Students demonstrate social awareness skills when they show empathy and concern for others and take on someone else’s perspective. This can include understanding the norms of a situation based on context and understanding how systems and organizations function. Students building social awareness skills have a deeper understanding of their community, including the diversity present in different situations.
How Can I Support SEL in the Classroom?
Social and emotional learning can take place within individual classrooms and benefits from the support of a school and district commitment. A commitment to social and emotional learning asks stakeholders to establish a mission and create opportunities for students to explore SEL competencies.
Setting an intention should include:
- Carving out time for planning
- Allocating time for reflection
- Providing opportunities for feedback
The activity ideas in our SEL Guide are designed to help you incorporate SEL skills within traditional learning experiences, such as time allocated for English Language Arts instruction during a literacy block.

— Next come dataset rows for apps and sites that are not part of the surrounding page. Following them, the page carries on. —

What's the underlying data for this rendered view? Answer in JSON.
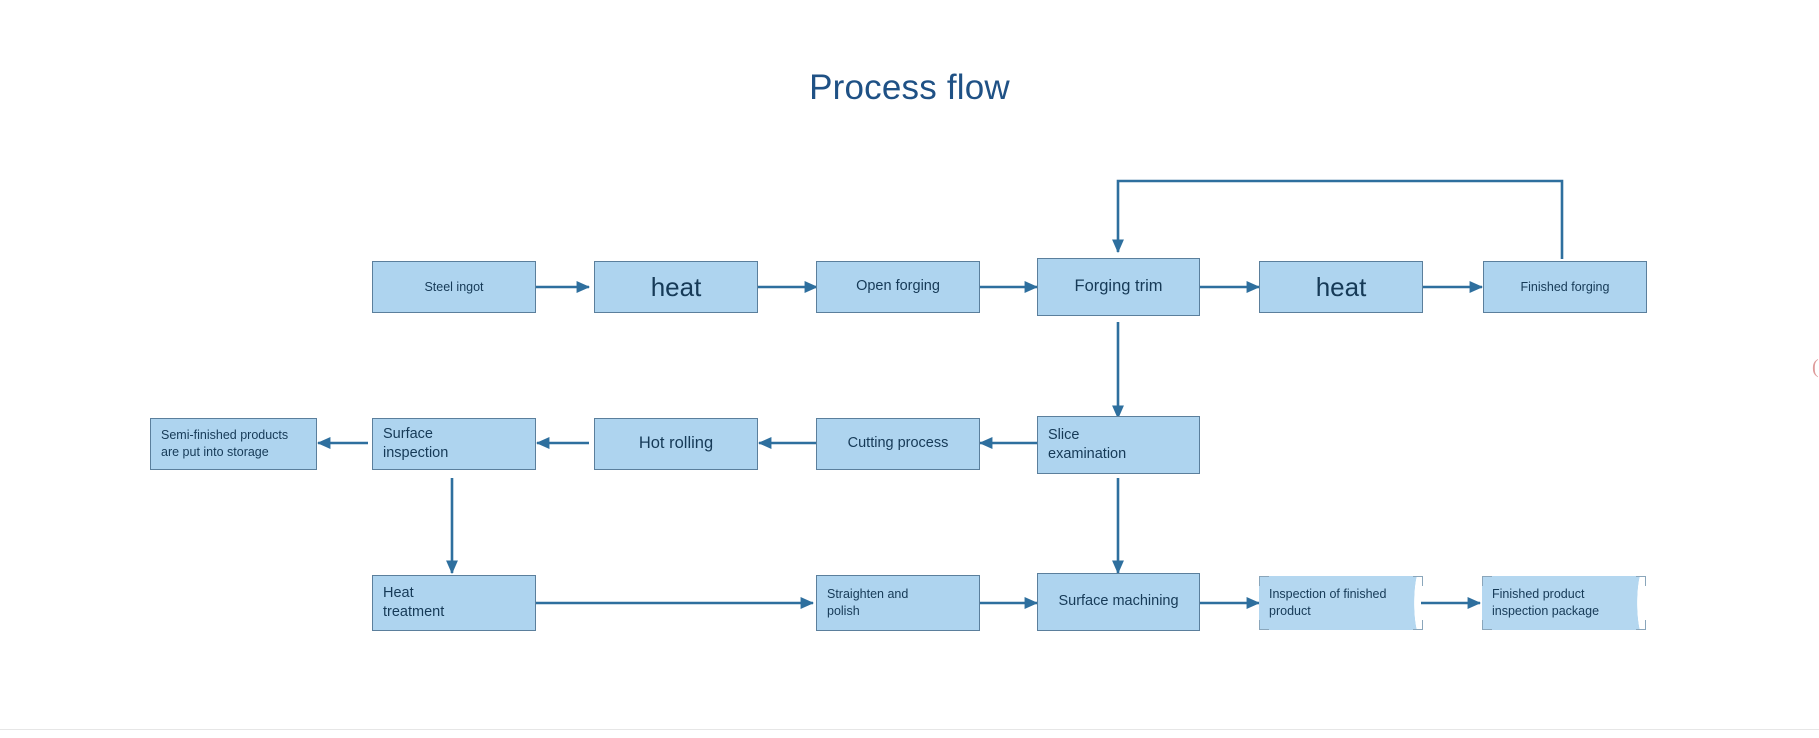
{
  "title": "Process flow",
  "colors": {
    "title": "#1f5185",
    "node_fill": "#aed4ef",
    "node_border": "#5b7f9c",
    "connector": "#2e6f9e",
    "text": "#163a57"
  },
  "edge_glyph": "(",
  "nodes": {
    "steel_ingot": "Steel ingot",
    "heat_1": "heat",
    "open_forging": "Open forging",
    "forging_trim": "Forging trim",
    "heat_2": "heat",
    "finished_forging": "Finished forging",
    "semi_finished_storage": "Semi-finished products\nare put into storage",
    "surface_inspection": "Surface\ninspection",
    "hot_rolling": "Hot rolling",
    "cutting_process": "Cutting process",
    "slice_examination": "Slice\nexamination",
    "heat_treatment": "Heat\ntreatment",
    "straighten_polish": "Straighten and\npolish",
    "surface_machining": "Surface machining",
    "inspection_finished_product": "Inspection of finished\nproduct",
    "finished_product_package": "Finished product\ninspection package"
  },
  "flow": {
    "row1": [
      "Steel ingot",
      "heat",
      "Open forging",
      "Forging trim",
      "heat",
      "Finished forging"
    ],
    "row2": [
      "Slice examination",
      "Cutting process",
      "Hot rolling",
      "Surface inspection",
      "Semi-finished products are put into storage"
    ],
    "row3": [
      "Heat treatment",
      "Straighten and polish",
      "Surface machining",
      "Inspection of finished product",
      "Finished product inspection package"
    ],
    "edges": [
      "Steel ingot -> heat",
      "heat -> Open forging",
      "Open forging -> Forging trim",
      "Forging trim -> heat",
      "heat -> Finished forging",
      "Finished forging -> Forging trim (feedback loop)",
      "Forging trim -> Slice examination",
      "Slice examination -> Cutting process",
      "Cutting process -> Hot rolling",
      "Hot rolling -> Surface inspection",
      "Surface inspection -> Semi-finished products are put into storage",
      "Surface inspection -> Heat treatment",
      "Slice examination -> Surface machining",
      "Heat treatment -> Straighten and polish",
      "Straighten and polish -> Surface machining",
      "Surface machining -> Inspection of finished product",
      "Inspection of finished product -> Finished product inspection package"
    ]
  }
}
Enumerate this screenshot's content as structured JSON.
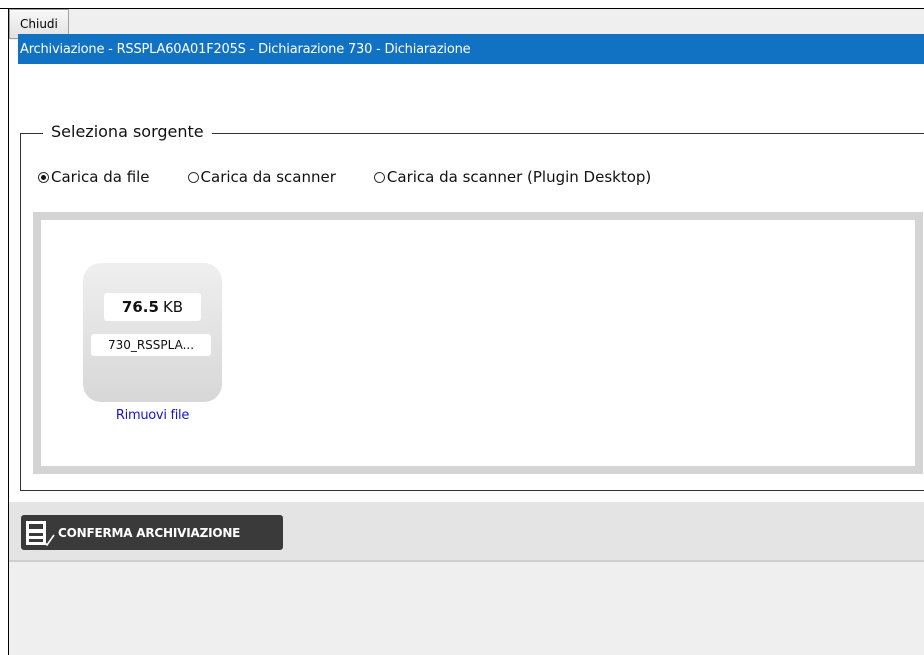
{
  "toolbar": {
    "close_label": "Chiudi"
  },
  "title_bar": {
    "text": "Archiviazione - RSSPLA60A01F205S - Dichiarazione 730 - Dichiarazione"
  },
  "source": {
    "legend": "Seleziona sorgente",
    "options": [
      {
        "label": "Carica da file",
        "checked": true
      },
      {
        "label": "Carica da scanner",
        "checked": false
      },
      {
        "label": "Carica da scanner (Plugin Desktop)",
        "checked": false
      }
    ]
  },
  "file": {
    "size_value": "76.5",
    "size_unit": "KB",
    "name": "730_RSSPLA...",
    "remove_label": "Rimuovi file"
  },
  "actions": {
    "confirm_label": "CONFERMA ARCHIVIAZIONE",
    "confirm_icon": "archive-save-icon"
  },
  "colors": {
    "title_bar": "#1172c4",
    "link": "#1515cc",
    "confirm_button": "#3a3a3a"
  }
}
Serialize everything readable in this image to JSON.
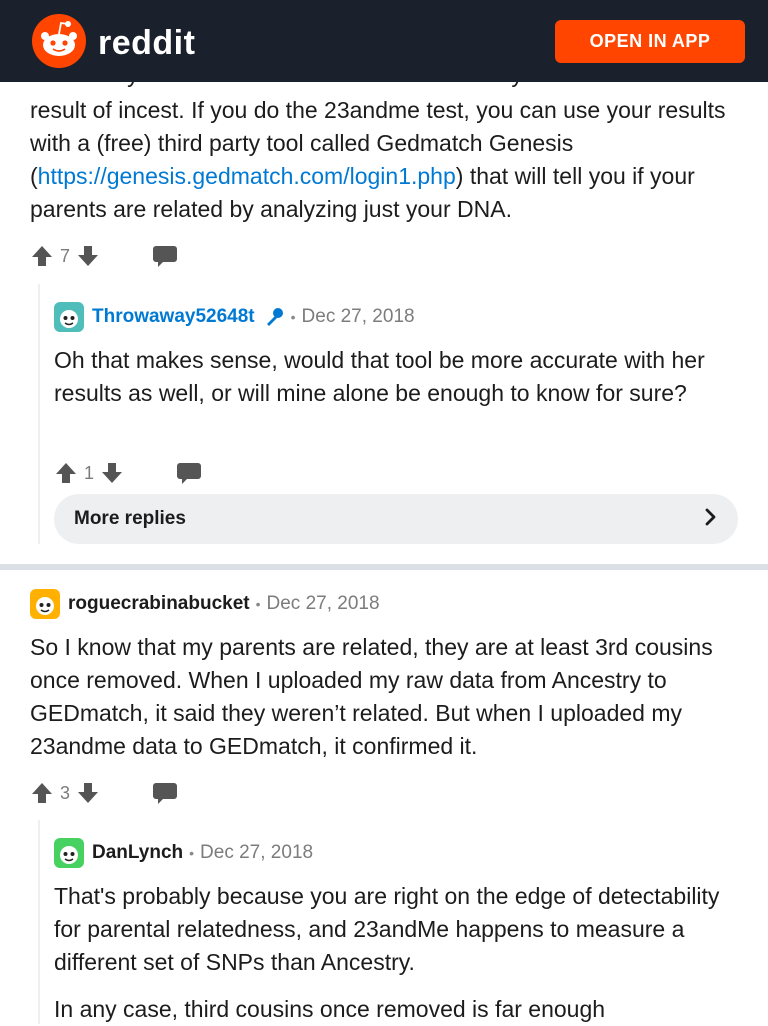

Each activity has suggested resources for student readers from the Capstone Connect library and PebbleGo Health. Try incorporating multimedia with a creation tool, like Buncee, in with your SEL activities to spark students' creativity.
Children's books, like these recommended Capstone picture books, can be wonderful resources in your SEL tool kit to help build and reinforce important social emotional learning skills, from identifying and processing emotions to developing empathy and embracing different perspectives. Our picture books are great read-alouds to share with children to develop these crucial SEL skills.
There are so many ways to incorporate Social Emotional Learning practices in your school. Collaborate with your peers and customize to meet the needs of your students. The growing body of research clearly shows SEL’s impact on student’s academic achievement and mental and physical health, setting them up for success in and out of school.